The Completeness of the Creative Monologue
The thought is of­fered to the de­lighted senses by the mind, and is only the con­crete image of an in­ner, ab­stract form, of an idea in the world of our self-aware­ness. And from the level of his self-aware­ness, the mu­si­cian com­pre­hends the syn­the­sis of con­tent and form and ex­pres­ses this unity in his mu­sic – the unity of the mu­si­cal crea­tor with the mu­sic cre­ated and with the proc­ess of cre­at­ing mu­sic.

The Concrete Image of the Inner Abstract Form

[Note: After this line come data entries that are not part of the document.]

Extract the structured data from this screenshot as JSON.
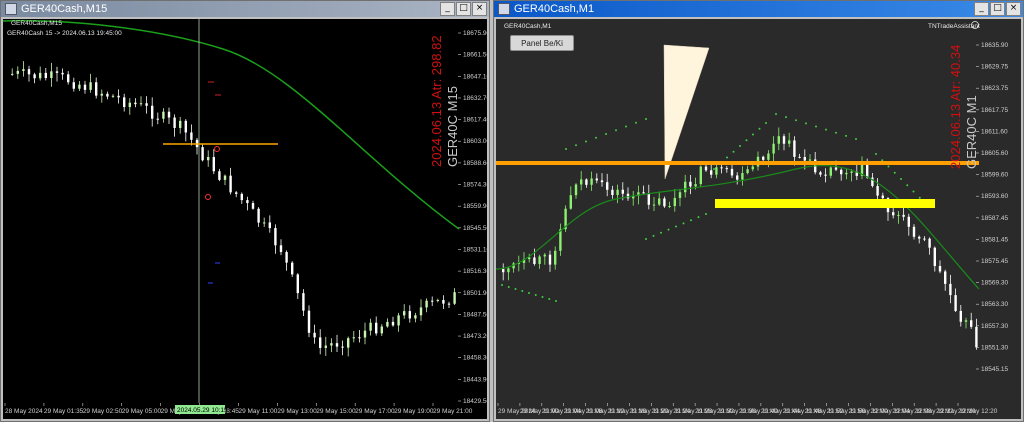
{
  "left_window": {
    "title": "GER40Cash,M15",
    "header_line1": "GER40Cash,M15",
    "header_line2": "GER40Cash 15 -> 2024.06.13 19:45:00",
    "overlay_symbol": "GER40C M15",
    "overlay_info": "2024.06.13 Atr: 298.82",
    "price_axis": [
      "18675.90",
      "18661.50",
      "18647.10",
      "18632.70",
      "18617.40",
      "18603.00",
      "18588.60",
      "18574.30",
      "18559.90",
      "18545.50",
      "18531.10",
      "18516.30",
      "18501.90",
      "18487.50",
      "18473.20",
      "18458.30",
      "18443.90",
      "18429.50"
    ],
    "time_axis": [
      "28 May 2024",
      "29 May 01:35",
      "29 May 02:50",
      "29 May 05:00",
      "29 May 07:00",
      "29 May 08:45",
      "29 May 11:00",
      "29 May 13:00",
      "29 May 15:00",
      "29 May 17:00",
      "29 May 19:00",
      "29 May 21:00"
    ],
    "cursor_time_label": "2024.05.29 10:15",
    "buttons": {
      "minimize": "_",
      "maximize": "□",
      "close": "×"
    },
    "colors": {
      "background": "#000000",
      "bull": "#c8f5b0",
      "bear": "#ffffff",
      "ma": "#1aa01a",
      "level": "#ffa500",
      "overlay_symbol": "#c8c8c8",
      "overlay_info": "#d01010"
    }
  },
  "right_window": {
    "title": "GER40Cash,M1",
    "header_line1": "GER40Cash,M1",
    "panel_button": "Panel Be/Ki",
    "assistant_label": "TNTradeAssistant",
    "overlay_symbol": "GER40C M1",
    "overlay_info": "2024.06.13 Atr: 40.34",
    "price_axis": [
      "18635.90",
      "18629.75",
      "18623.75",
      "18617.75",
      "18611.60",
      "18605.60",
      "18599.60",
      "18593.60",
      "18587.45",
      "18581.45",
      "18575.45",
      "18569.30",
      "18563.30",
      "18557.30",
      "18551.30",
      "18545.15"
    ],
    "time_axis": [
      "29 May 2024",
      "29 May 11:00",
      "29 May 11:04",
      "29 May 11:08",
      "29 May 11:12",
      "29 May 11:16",
      "29 May 11:20",
      "29 May 11:24",
      "29 May 11:28",
      "29 May 11:32",
      "29 May 11:36",
      "29 May 11:40",
      "29 May 11:44",
      "29 May 11:48",
      "29 May 11:52",
      "29 May 11:56",
      "29 May 12:00",
      "29 May 12:04",
      "29 May 12:08",
      "29 May 12:12",
      "29 May 12:16",
      "29 May 12:20"
    ],
    "buttons": {
      "minimize": "_",
      "maximize": "□",
      "close": "×"
    },
    "colors": {
      "background": "#2a2a2a",
      "bull": "#8cf070",
      "bear": "#ffffff",
      "ma": "#1a8a1a",
      "sar": "#40d040",
      "level": "#ffa000",
      "zone": "#ffff00",
      "wedge": "#fff4dc",
      "overlay_symbol": "#c8c8c8",
      "overlay_info": "#d01010"
    }
  }
}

As ex­plained ear­lier it is the mu­si­cal poet in par­ticu­lar who condenses con­tent and form in such a way that these two com­po­nents do not fall apart so that the mu­sic will reach both the feel­ing and the un­der­stand­ing of the lis­tener in an in­te­grated man­ner.
At the same time, we have ex­plained, his mu­si­cal in­stru­ment is to the mu­si­cian at best a means for the outer pres­en­ta­tion of what he origi­nally must hear within.
And more­over we have stated that speech ba­si­cally is also the do­main of mu­sic – which means that es­sen­tially there is no dif­fer­ence be­tween speech and mu­sic.

The Function of the True Musical Poet
  With kind permission of AAR EDITION INTERNATIONAL